Watershed Restoration: Principles and Practices

Chapter 7: Ecological Principles

C. A. Frissell

doi: https://doi.org/10.47886/9781888569049.ch7

What ecological assumptions and strategic considerations underlie restoration of aquatic ecosystems, particularly riverine systems? Managers sometimes pursue aquatic habitat restoration as a self-evident need, with little or no deliberation of the appropriateness of goals, objectives, and methods. In this sense, restoration is treated as a routine maintenance activity, rather than as the science it must be. In this chapter, I argue that restoration and habitat management have been hindered by inattention to ecological context and ignorance of the ecosystem processes involved in the degradation of aquatic resources. Neglect of ecological context has contributed to a long-standing, artificially imposed dichotomy between habitat restoration and habitat protection that has undermined conservation efforts (Doppelt et al. 1993).

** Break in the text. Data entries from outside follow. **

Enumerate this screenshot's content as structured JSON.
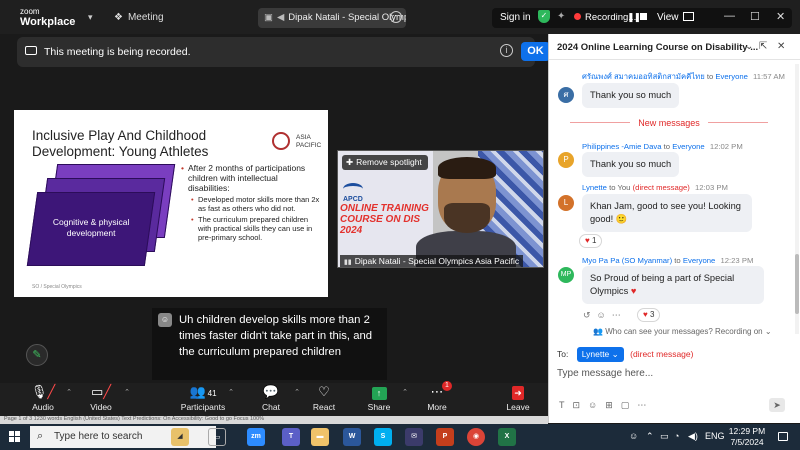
{
  "zoom_bar": {
    "brand_line1": "zoom",
    "brand_line2": "Workplace",
    "meeting_label": "Meeting",
    "title_pill": "Dipak Natali - Special Olymp",
    "sign_in": "Sign in",
    "recording": "Recording...",
    "view": "View",
    "accent": "#0e71eb"
  },
  "banner": {
    "text": "This meeting is being recorded.",
    "ok": "OK"
  },
  "slide": {
    "title": "Inclusive Play And Childhood Development: Young Athletes",
    "logo_text": "ASIA PACIFIC",
    "card_text": "Cognitive & physical development",
    "bullet_main": "After 2 months of participations children with intellectual disabilities:",
    "sub1": "Developed motor skills more than 2x as fast as others who did not.",
    "sub2": "The curriculum prepared children with practical skills they can use in pre-primary school.",
    "footer": "SO / Special Olympics"
  },
  "speaker": {
    "spotlight": "Remove spotlight",
    "name": "Dipak Natali - Special Olympics Asia Pacific",
    "poster_org": "APCD",
    "poster_text": "ONLINE TRAINING COURSE ON DIS 2024"
  },
  "caption": {
    "text": "Uh children develop skills more than 2 times faster didn't take part in this, and the curriculum prepared children"
  },
  "toolbar": {
    "audio": "Audio",
    "video": "Video",
    "participants": "Participants",
    "participants_count": "41",
    "chat": "Chat",
    "react": "React",
    "share": "Share",
    "more": "More",
    "more_badge": "1",
    "leave": "Leave"
  },
  "chat": {
    "title": "2024 Online Learning Course on Disability ...",
    "messages": [
      {
        "sender": "ศรัณพงศ์ สมาคมออทิสติกสามัคคีไทย",
        "to": "to",
        "recipient": "Everyone",
        "time": "11:57 AM",
        "initial": "ศ",
        "color": "#3a6ea5",
        "text": "Thank you so much"
      },
      {
        "sender": "Philippines -Amie Dava",
        "to": "to",
        "recipient": "Everyone",
        "time": "12:02 PM",
        "initial": "P",
        "color": "#e8a42a",
        "text": "Thank you so much"
      },
      {
        "sender": "Lynette",
        "to": "to You",
        "recipient": "(direct message)",
        "time": "12:03 PM",
        "initial": "L",
        "color": "#d3722a",
        "text": "Khan Jam, good to see you! Looking good! 🙂",
        "reaction": "1"
      },
      {
        "sender": "Myo Pa Pa (SO Myanmar)",
        "to": "to",
        "recipient": "Everyone",
        "time": "12:23 PM",
        "initial": "MP",
        "color": "#2eb85c",
        "text": "So Proud of being a part of Special Olympics",
        "reaction": "3"
      }
    ],
    "new_messages": "New messages",
    "who_can_see": "Who can see your messages? Recording on",
    "to_label": "To:",
    "to_pill": "Lynette",
    "to_dm": "(direct message)",
    "input_placeholder": "Type message here..."
  },
  "statusbar": {
    "text": "Page 1 of 3    1230 words    English (United States)    Text Predictions: On    Accessibility: Good to go    Focus    100%"
  },
  "taskbar": {
    "search_placeholder": "Type here to search",
    "lang": "ENG",
    "time": "12:29 PM",
    "date": "7/5/2024"
  }
}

After diagnosing the often-implicit ecological assumptions of past restoration, I suggest an alternative logic and conceptual framework for developing integrated and ecologically sustainable strategies for watershed restoration and protection, and for establishing new priorities in restoration tactics. This approach explicitly considers the spatial and temporal patterns in the physical and ecological function of watersheds, with special attention to the natural– historical template provided by existing patterns of aquatic biodiversity. Such an approach has been widely advocated by many scientists and nongovernmental organizations (e.g., Doppelt et al. 1993). Variations of it have been at least tentatively implemented in recent federal and state restoration projects in the Pacific Northwest.